Task objective:
Collect all lines containing the word "your" from the data.

---- Records provided

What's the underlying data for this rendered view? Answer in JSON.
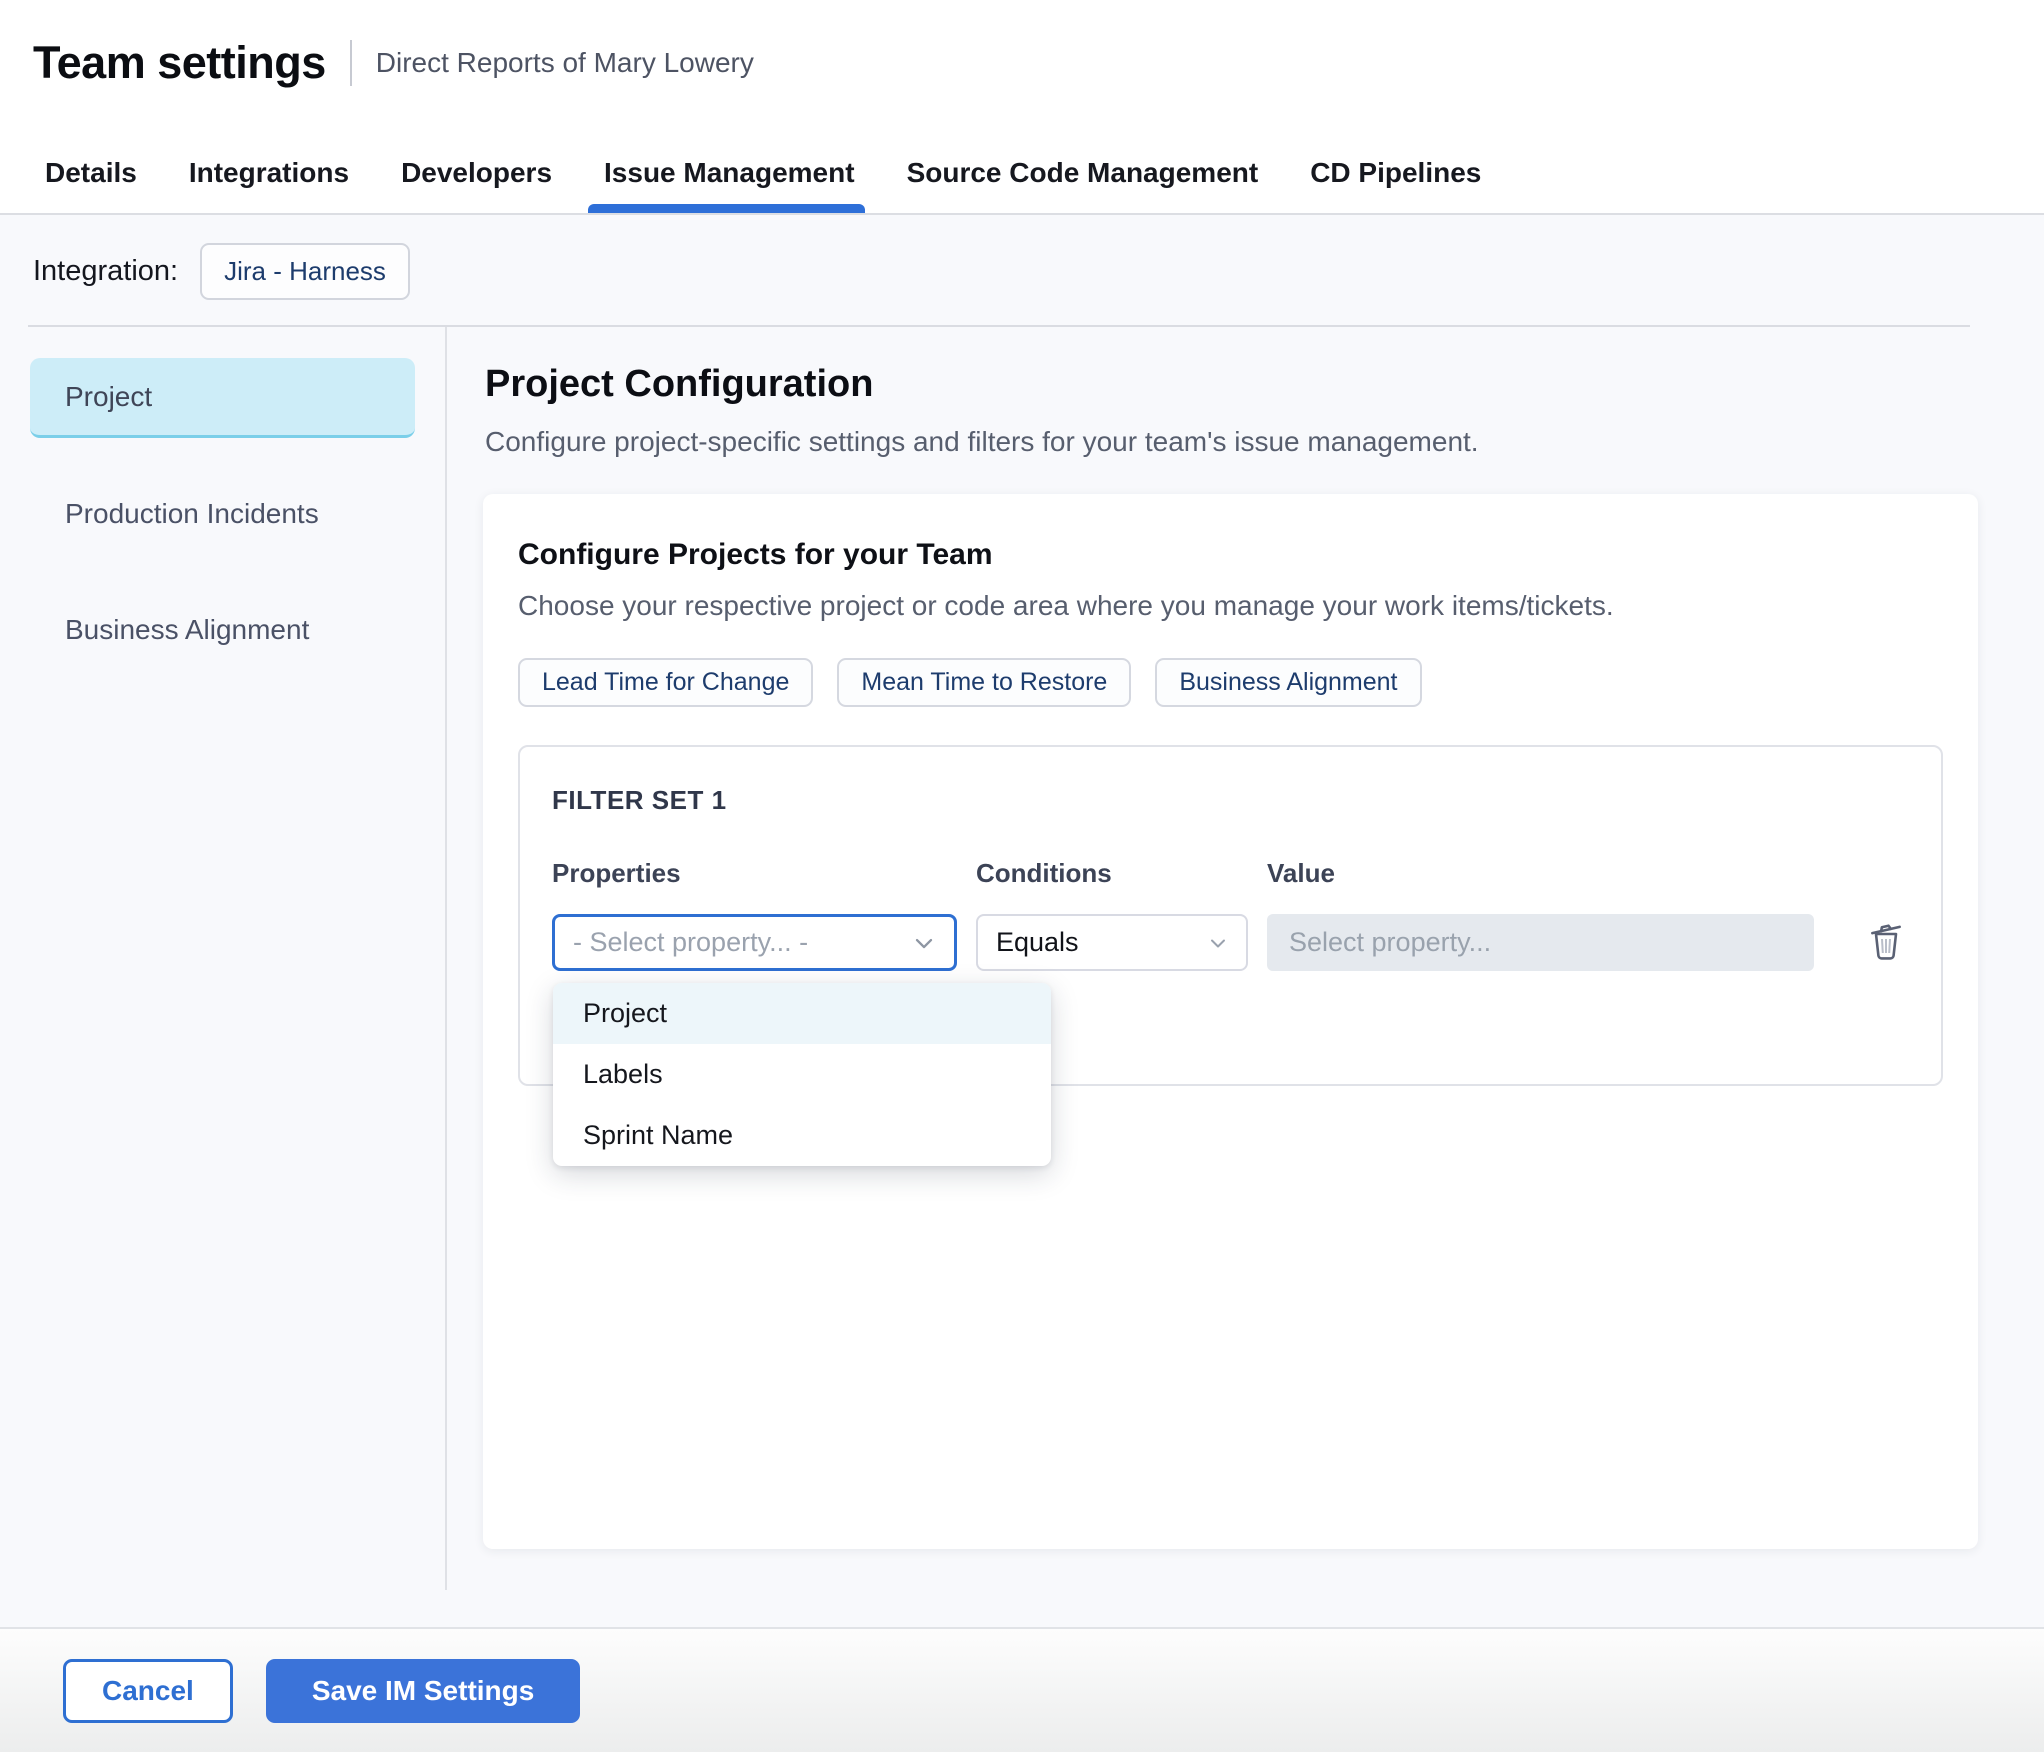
{
  "header": {
    "title": "Team settings",
    "subtitle": "Direct Reports of Mary Lowery"
  },
  "tabs": [
    {
      "label": "Details",
      "active": false
    },
    {
      "label": "Integrations",
      "active": false
    },
    {
      "label": "Developers",
      "active": false
    },
    {
      "label": "Issue Management",
      "active": true
    },
    {
      "label": "Source Code Management",
      "active": false
    },
    {
      "label": "CD Pipelines",
      "active": false
    }
  ],
  "integration": {
    "label": "Integration:",
    "chip": "Jira - Harness"
  },
  "sidebar": {
    "items": [
      {
        "label": "Project",
        "selected": true
      },
      {
        "label": "Production Incidents",
        "selected": false
      },
      {
        "label": "Business Alignment",
        "selected": false
      }
    ]
  },
  "main": {
    "title": "Project Configuration",
    "subtitle": "Configure project-specific settings and filters for your team's issue management.",
    "card": {
      "title": "Configure Projects for your Team",
      "subtitle": "Choose your respective project or code area where you manage your work items/tickets.",
      "chips": [
        "Lead Time for Change",
        "Mean Time to Restore",
        "Business Alignment"
      ],
      "filter_set": {
        "title": "FILTER SET 1",
        "columns": [
          "Properties",
          "Conditions",
          "Value"
        ],
        "properties_placeholder": "- Select property... -",
        "conditions_value": "Equals",
        "value_placeholder": "Select property...",
        "dropdown": {
          "options": [
            "Project",
            "Labels",
            "Sprint Name"
          ],
          "highlighted": "Project"
        }
      }
    }
  },
  "footer": {
    "cancel": "Cancel",
    "save": "Save IM Settings"
  },
  "colors": {
    "accent_blue": "#2e6fd8",
    "save_button_bg": "#3b73d9",
    "sidebar_selected_bg": "#cdedf8",
    "sidebar_selected_border": "#7bcfe9",
    "dropdown_highlight_bg": "#edf6fa",
    "value_field_bg": "#e5e9ee",
    "content_bg": "#f8f9fc",
    "chip_text": "#1d3c6d"
  }
}
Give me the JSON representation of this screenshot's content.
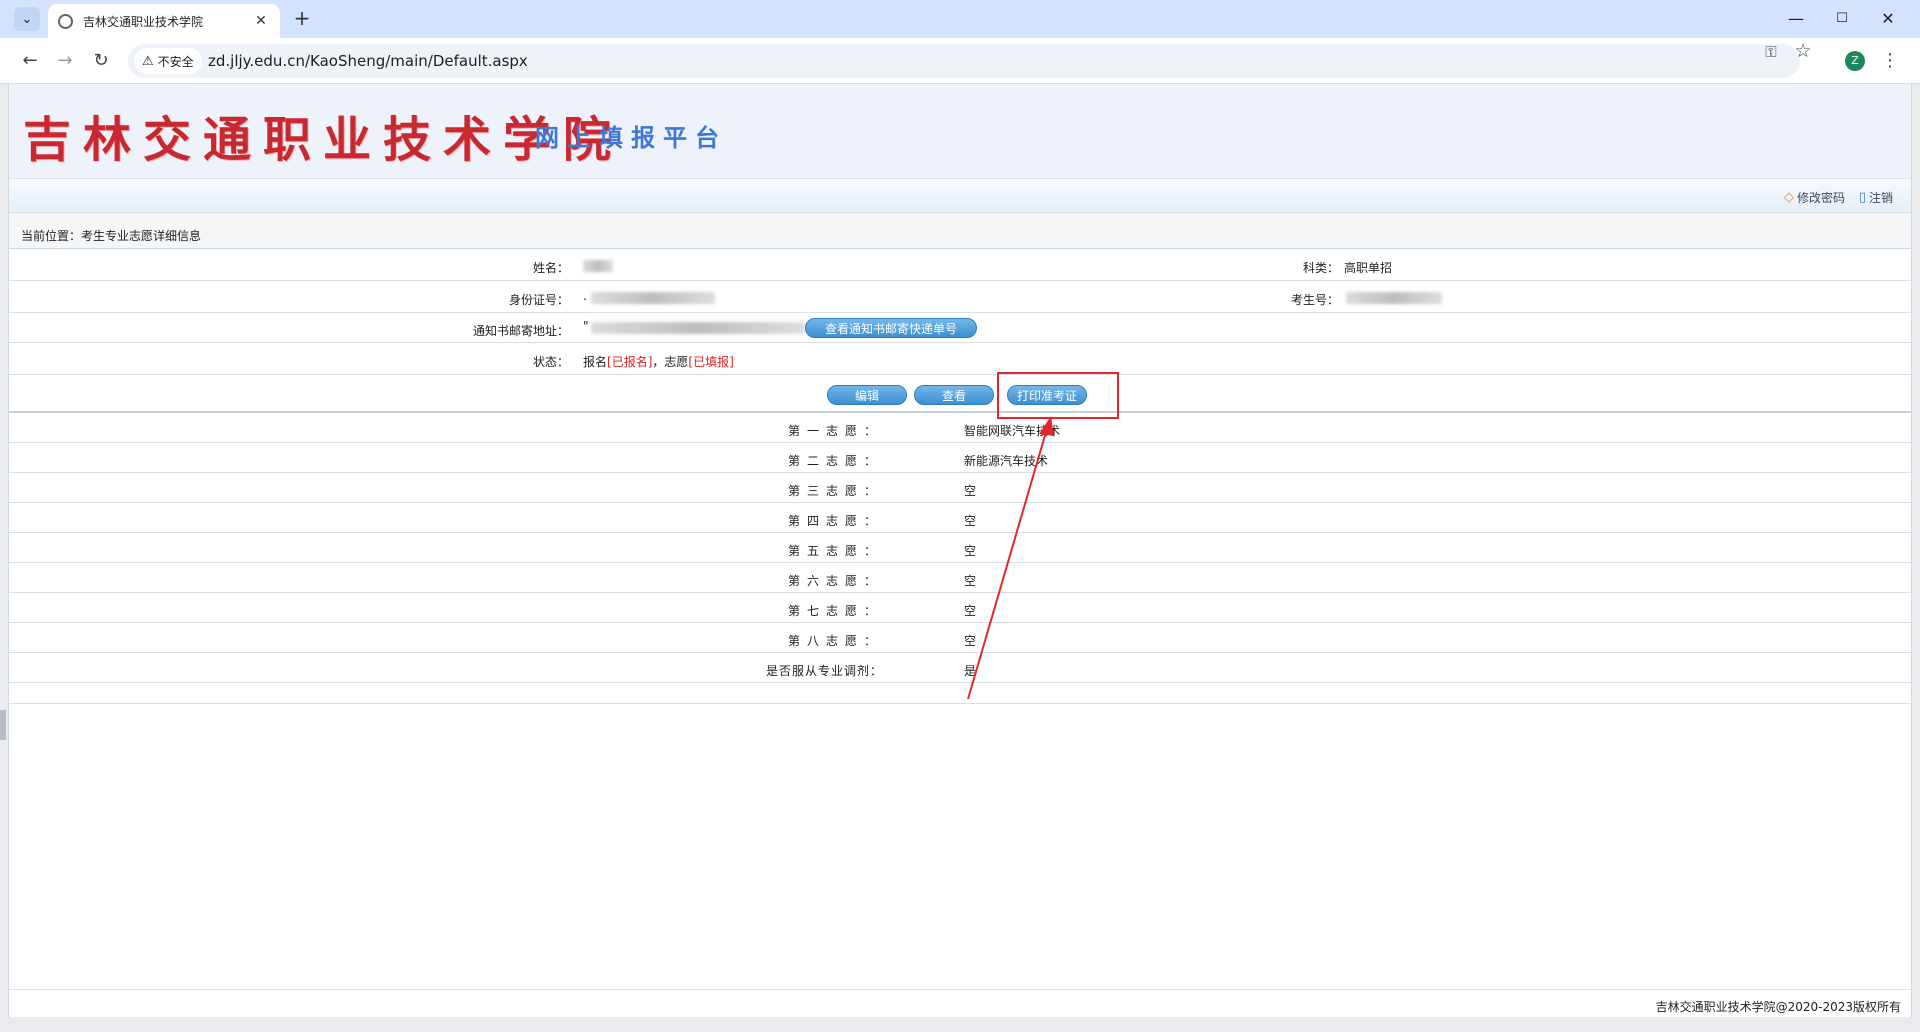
{
  "browser": {
    "tab_title": "吉林交通职业技术学院",
    "security_label": "不安全",
    "url": "zd.jljy.edu.cn/KaoSheng/main/Default.aspx",
    "profile_initial": "Z",
    "icons": [
      "tab-list-icon",
      "globe-favicon-icon",
      "close-tab-icon",
      "new-tab-icon",
      "minimize-icon",
      "maximize-icon",
      "close-window-icon",
      "back-icon",
      "forward-icon",
      "reload-icon",
      "warning-icon",
      "key-icon",
      "star-icon",
      "menu-icon"
    ]
  },
  "banner": {
    "title": "吉林交通职业技术学院",
    "subtitle": "网上填报平台"
  },
  "userbar": {
    "change_password": "修改密码",
    "logout": "注销"
  },
  "breadcrumb": "当前位置：考生专业志愿详细信息",
  "info": {
    "name_label": "姓名：",
    "category_label": "科类：",
    "category_value": "高职单招",
    "id_label": "身份证号：",
    "id_value": ".",
    "exam_no_label": "考生号：",
    "address_label": "通知书邮寄地址：",
    "address_value": "\"",
    "express_button": "查看通知书邮寄快递单号",
    "status_label": "状态：",
    "status_prefix": "报名",
    "status_enroll": "[已报名]",
    "status_mid": "，志愿",
    "status_choice": "[已填报]"
  },
  "actions": {
    "edit": "编辑",
    "view": "查看",
    "print": "打印准考证"
  },
  "choices": [
    {
      "label": "第一志愿：",
      "value": "智能网联汽车技术"
    },
    {
      "label": "第二志愿：",
      "value": "新能源汽车技术"
    },
    {
      "label": "第三志愿：",
      "value": "空"
    },
    {
      "label": "第四志愿：",
      "value": "空"
    },
    {
      "label": "第五志愿：",
      "value": "空"
    },
    {
      "label": "第六志愿：",
      "value": "空"
    },
    {
      "label": "第七志愿：",
      "value": "空"
    },
    {
      "label": "第八志愿：",
      "value": "空"
    },
    {
      "label": "是否服从专业调剂：",
      "value": "是"
    }
  ],
  "footer": {
    "copyright": "吉林交通职业技术学院@2020-2023版权所有"
  },
  "colors": {
    "banner_title": "#c8282f",
    "banner_subtitle": "#3e78d6",
    "button_blue": "#4a9ad8",
    "annotation_red": "#e3262a",
    "status_red": "#e02020"
  }
}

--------

Result below:
    "subtitle": "Configure project-specific settings and filters for your team's issue management.",
      "title": "Configure Projects for your Team",
      "subtitle": "Choose your respective project or code area where you manage your work items/tickets.",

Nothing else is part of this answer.